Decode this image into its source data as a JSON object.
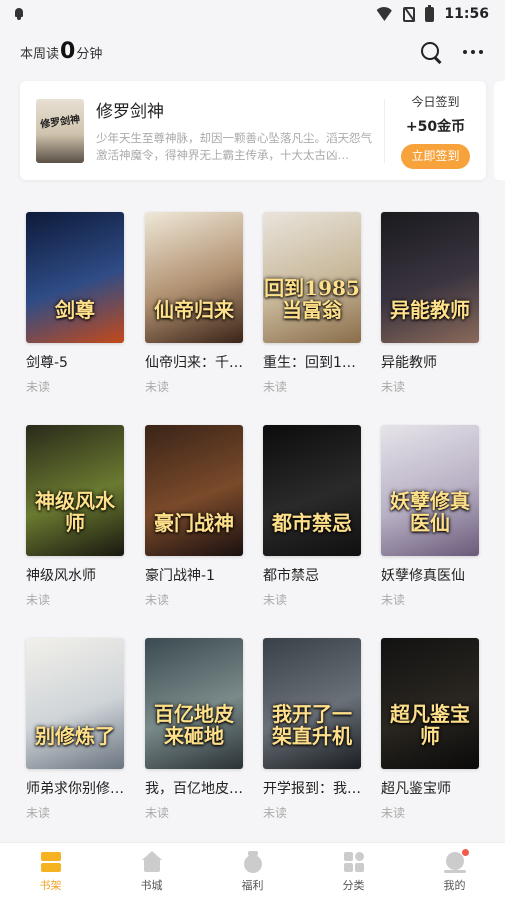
{
  "status_bar": {
    "time": "11:56"
  },
  "header": {
    "read_prefix": "本周读",
    "read_minutes": "0",
    "read_suffix": "分钟"
  },
  "recommend": {
    "cover_text": "修罗剑神",
    "title": "修罗剑神",
    "desc": "少年天生至尊神脉，却因一颗善心坠落凡尘。滔天怨气激活神魔令，得神界无上霸主传承，十大太古凶…",
    "checkin_label": "今日签到",
    "reward": "+50金币",
    "button": "立即签到",
    "accent": "#f7a23b"
  },
  "books": [
    {
      "cover_text": "剑尊",
      "name": "剑尊-5",
      "status": "未读",
      "colors": [
        "#0d1a3a",
        "#2f4c86",
        "#c44a1a"
      ]
    },
    {
      "cover_text": "仙帝归来",
      "name": "仙帝归来：千…",
      "status": "未读",
      "colors": [
        "#efe8d8",
        "#b09070",
        "#3a2418"
      ]
    },
    {
      "cover_text": "回到1985当富翁",
      "name": "重生：回到19…",
      "status": "未读",
      "colors": [
        "#e9e4dc",
        "#c8b89a",
        "#8a6d4a"
      ]
    },
    {
      "cover_text": "异能教师",
      "name": "异能教师",
      "status": "未读",
      "colors": [
        "#1a1a1e",
        "#3a3440",
        "#8a6a5a"
      ]
    },
    {
      "cover_text": "神级风水师",
      "name": "神级风水师",
      "status": "未读",
      "colors": [
        "#2a2a1a",
        "#6a7a30",
        "#1a1810"
      ]
    },
    {
      "cover_text": "豪门战神",
      "name": "豪门战神-1",
      "status": "未读",
      "colors": [
        "#3a2418",
        "#7a4a2a",
        "#1a1010"
      ]
    },
    {
      "cover_text": "都市禁忌",
      "name": "都市禁忌",
      "status": "未读",
      "colors": [
        "#0c0c0c",
        "#2a2a2a",
        "#101010"
      ]
    },
    {
      "cover_text": "妖孽修真医仙",
      "name": "妖孽修真医仙",
      "status": "未读",
      "colors": [
        "#e6e4ea",
        "#b8b0c4",
        "#6a5a7a"
      ]
    },
    {
      "cover_text": "别修炼了",
      "name": "师弟求你别修…",
      "status": "未读",
      "colors": [
        "#f2f0ea",
        "#cfd4d8",
        "#6a7480"
      ]
    },
    {
      "cover_text": "百亿地皮来砸地",
      "name": "我，百亿地皮…",
      "status": "未读",
      "colors": [
        "#3a4a50",
        "#7a8a8a",
        "#2a3236"
      ]
    },
    {
      "cover_text": "我开了一架直升机",
      "name": "开学报到：我…",
      "status": "未读",
      "colors": [
        "#3a4048",
        "#6a7078",
        "#1a1e22"
      ]
    },
    {
      "cover_text": "超凡鉴宝师",
      "name": "超凡鉴宝师",
      "status": "未读",
      "colors": [
        "#121212",
        "#2a2620",
        "#0a0a0a"
      ]
    }
  ],
  "nav": {
    "tabs": [
      {
        "label": "书架",
        "icon": "bookshelf-icon",
        "active": true
      },
      {
        "label": "书城",
        "icon": "bookstore-icon",
        "active": false
      },
      {
        "label": "福利",
        "icon": "welfare-icon",
        "active": false
      },
      {
        "label": "分类",
        "icon": "category-icon",
        "active": false
      },
      {
        "label": "我的",
        "icon": "profile-icon",
        "active": false
      }
    ],
    "active_color": "#f0a428"
  }
}
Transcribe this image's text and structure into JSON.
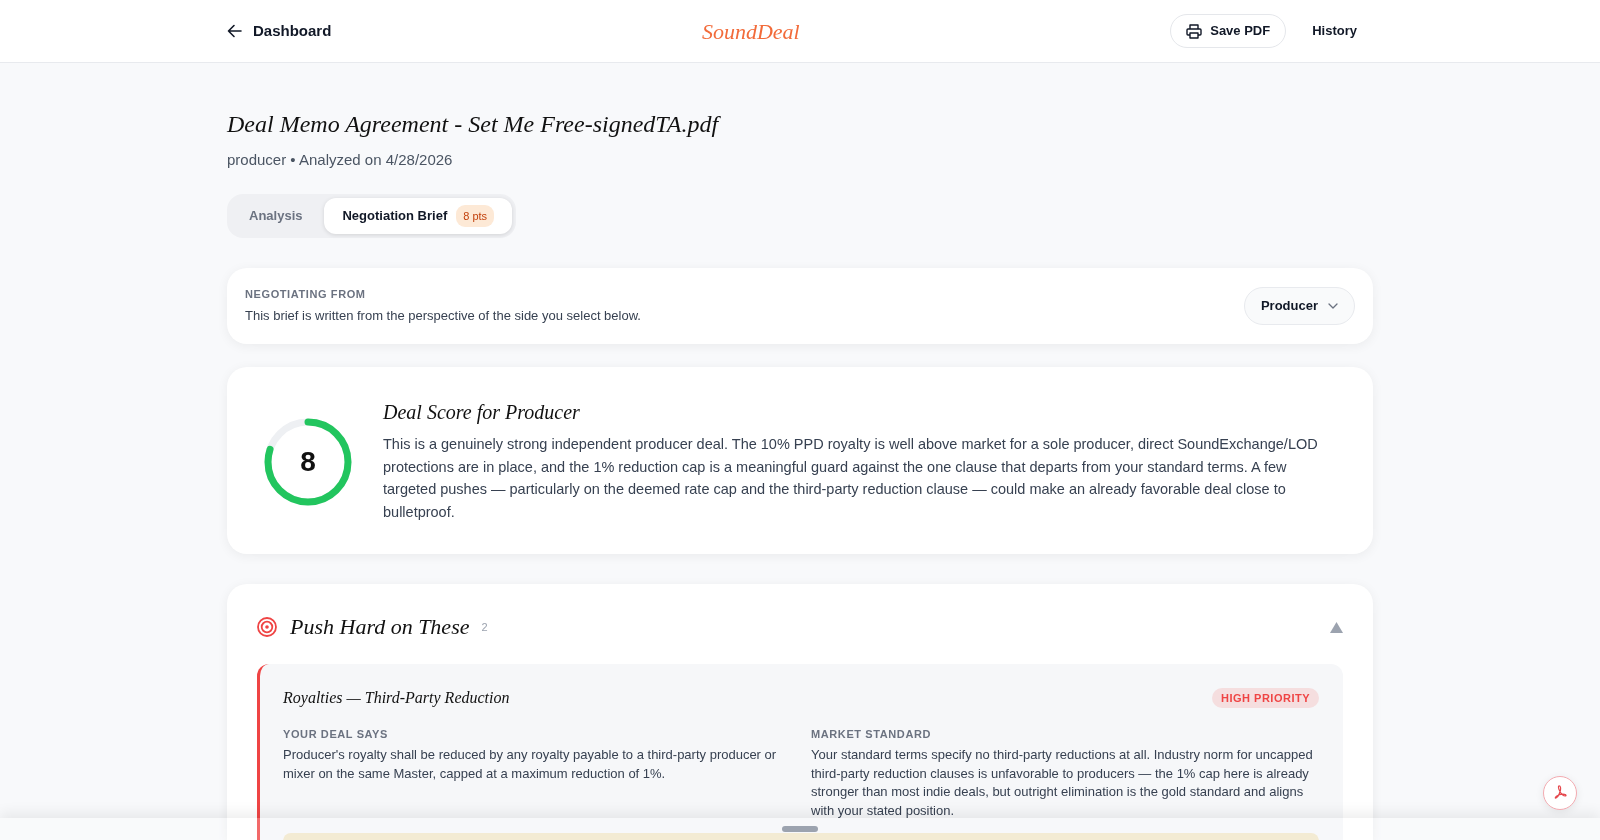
{
  "header": {
    "back_link": "Dashboard",
    "logo": "SoundDeal",
    "actions": [
      {
        "label": "Save PDF",
        "kind": "outlined"
      },
      {
        "label": "History",
        "kind": "plain"
      }
    ]
  },
  "document": {
    "title": "Deal Memo Agreement - Set Me Free-signedTA.pdf",
    "subtitle": "producer • Analyzed on 4/28/2026"
  },
  "tabs": [
    {
      "label": "Analysis",
      "selected": false
    },
    {
      "label": "Negotiation Brief",
      "selected": true,
      "badge": "8 pts"
    }
  ],
  "perspective": {
    "label": "NEGOTIATING FROM",
    "description": "This brief is written from the perspective of the side you select below.",
    "value": "Producer"
  },
  "score": {
    "value": "8",
    "level": 0.8,
    "title": "Deal Score for Producer",
    "summary": "This is a genuinely strong independent producer deal. The 10% PPD royalty is well above market for a sole producer, direct SoundExchange/LOD protections are in place, and the 1% reduction cap is a meaningful guard against the one clause that departs from your standard terms. A few targeted pushes — particularly on the deemed rate cap and the third-party reduction clause — could make an already favorable deal close to bulletproof."
  },
  "sections": [
    {
      "title": "Push Hard on These",
      "count": "2",
      "expanded": true,
      "items": [
        {
          "title": "Royalties — Third-Party Reduction",
          "color": "#ef4444",
          "badge": "HIGH PRIORITY",
          "columns": [
            {
              "label": "YOUR DEAL SAYS",
              "text": "Producer's royalty shall be reduced by any royalty payable to a third-party producer or mixer on the same Master, capped at a maximum reduction of 1%."
            },
            {
              "label": "MARKET STANDARD",
              "text": "Your standard terms specify no third-party reductions at all. Industry norm for uncapped third-party reduction clauses is unfavorable to producers — the 1% cap here is already stronger than most indie deals, but outright elimination is the gold standard and aligns with your stated position."
            }
          ]
        }
      ]
    }
  ]
}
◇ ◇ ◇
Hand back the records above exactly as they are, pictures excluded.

* _YOUR RESPONSE_:
Decode this image into its source data as a JSON object.
{
  "status_bar": {
    "time": "11:56"
  },
  "header": {
    "read_prefix": "本周读",
    "read_minutes": "0",
    "read_suffix": "分钟"
  },
  "recommend": {
    "cover_text": "修罗剑神",
    "title": "修罗剑神",
    "desc": "少年天生至尊神脉，却因一颗善心坠落凡尘。滔天怨气激活神魔令，得神界无上霸主传承，十大太古凶…",
    "checkin_label": "今日签到",
    "reward": "+50金币",
    "button": "立即签到",
    "accent": "#f7a23b"
  },
  "books": [
    {
      "cover_text": "剑尊",
      "name": "剑尊-5",
      "status": "未读",
      "colors": [
        "#0d1a3a",
        "#2f4c86",
        "#c44a1a"
      ]
    },
    {
      "cover_text": "仙帝归来",
      "name": "仙帝归来：千…",
      "status": "未读",
      "colors": [
        "#efe8d8",
        "#b09070",
        "#3a2418"
      ]
    },
    {
      "cover_text": "回到1985当富翁",
      "name": "重生：回到19…",
      "status": "未读",
      "colors": [
        "#e9e4dc",
        "#c8b89a",
        "#8a6d4a"
      ]
    },
    {
      "cover_text": "异能教师",
      "name": "异能教师",
      "status": "未读",
      "colors": [
        "#1a1a1e",
        "#3a3440",
        "#8a6a5a"
      ]
    },
    {
      "cover_text": "神级风水师",
      "name": "神级风水师",
      "status": "未读",
      "colors": [
        "#2a2a1a",
        "#6a7a30",
        "#1a1810"
      ]
    },
    {
      "cover_text": "豪门战神",
      "name": "豪门战神-1",
      "status": "未读",
      "colors": [
        "#3a2418",
        "#7a4a2a",
        "#1a1010"
      ]
    },
    {
      "cover_text": "都市禁忌",
      "name": "都市禁忌",
      "status": "未读",
      "colors": [
        "#0c0c0c",
        "#2a2a2a",
        "#101010"
      ]
    },
    {
      "cover_text": "妖孽修真医仙",
      "name": "妖孽修真医仙",
      "status": "未读",
      "colors": [
        "#e6e4ea",
        "#b8b0c4",
        "#6a5a7a"
      ]
    },
    {
      "cover_text": "别修炼了",
      "name": "师弟求你别修…",
      "status": "未读",
      "colors": [
        "#f2f0ea",
        "#cfd4d8",
        "#6a7480"
      ]
    },
    {
      "cover_text": "百亿地皮来砸地",
      "name": "我，百亿地皮…",
      "status": "未读",
      "colors": [
        "#3a4a50",
        "#7a8a8a",
        "#2a3236"
      ]
    },
    {
      "cover_text": "我开了一架直升机",
      "name": "开学报到：我…",
      "status": "未读",
      "colors": [
        "#3a4048",
        "#6a7078",
        "#1a1e22"
      ]
    },
    {
      "cover_text": "超凡鉴宝师",
      "name": "超凡鉴宝师",
      "status": "未读",
      "colors": [
        "#121212",
        "#2a2620",
        "#0a0a0a"
      ]
    }
  ],
  "nav": {
    "tabs": [
      {
        "label": "书架",
        "icon": "bookshelf-icon",
        "active": true
      },
      {
        "label": "书城",
        "icon": "bookstore-icon",
        "active": false
      },
      {
        "label": "福利",
        "icon": "welfare-icon",
        "active": false
      },
      {
        "label": "分类",
        "icon": "category-icon",
        "active": false
      },
      {
        "label": "我的",
        "icon": "profile-icon",
        "active": false
      }
    ],
    "active_color": "#f0a428"
  }
}
Transcribe this image's text and structure into JSON.
{
  "header": {
    "back_link": "Dashboard",
    "logo": "SoundDeal",
    "actions": [
      {
        "label": "Save PDF",
        "kind": "outlined"
      },
      {
        "label": "History",
        "kind": "plain"
      }
    ]
  },
  "document": {
    "title": "Deal Memo Agreement - Set Me Free-signedTA.pdf",
    "subtitle": "producer • Analyzed on 4/28/2026"
  },
  "tabs": [
    {
      "label": "Analysis",
      "selected": false
    },
    {
      "label": "Negotiation Brief",
      "selected": true,
      "badge": "8 pts"
    }
  ],
  "perspective": {
    "label": "NEGOTIATING FROM",
    "description": "This brief is written from the perspective of the side you select below.",
    "value": "Producer"
  },
  "score": {
    "value": "8",
    "level": 0.8,
    "title": "Deal Score for Producer",
    "summary": "This is a genuinely strong independent producer deal. The 10% PPD royalty is well above market for a sole producer, direct SoundExchange/LOD protections are in place, and the 1% reduction cap is a meaningful guard against the one clause that departs from your standard terms. A few targeted pushes — particularly on the deemed rate cap and the third-party reduction clause — could make an already favorable deal close to bulletproof."
  },
  "sections": [
    {
      "title": "Push Hard on These",
      "count": "2",
      "expanded": true,
      "items": [
        {
          "title": "Royalties — Third-Party Reduction",
          "color": "#ef4444",
          "badge": "HIGH PRIORITY",
          "columns": [
            {
              "label": "YOUR DEAL SAYS",
              "text": "Producer's royalty shall be reduced by any royalty payable to a third-party producer or mixer on the same Master, capped at a maximum reduction of 1%."
            },
            {
              "label": "MARKET STANDARD",
              "text": "Your standard terms specify no third-party reductions at all. Industry norm for uncapped third-party reduction clauses is unfavorable to producers — the 1% cap here is already stronger than most indie deals, but outright elimination is the gold standard and aligns with your stated position."
            }
          ]
        }
      ]
    }
  ]
}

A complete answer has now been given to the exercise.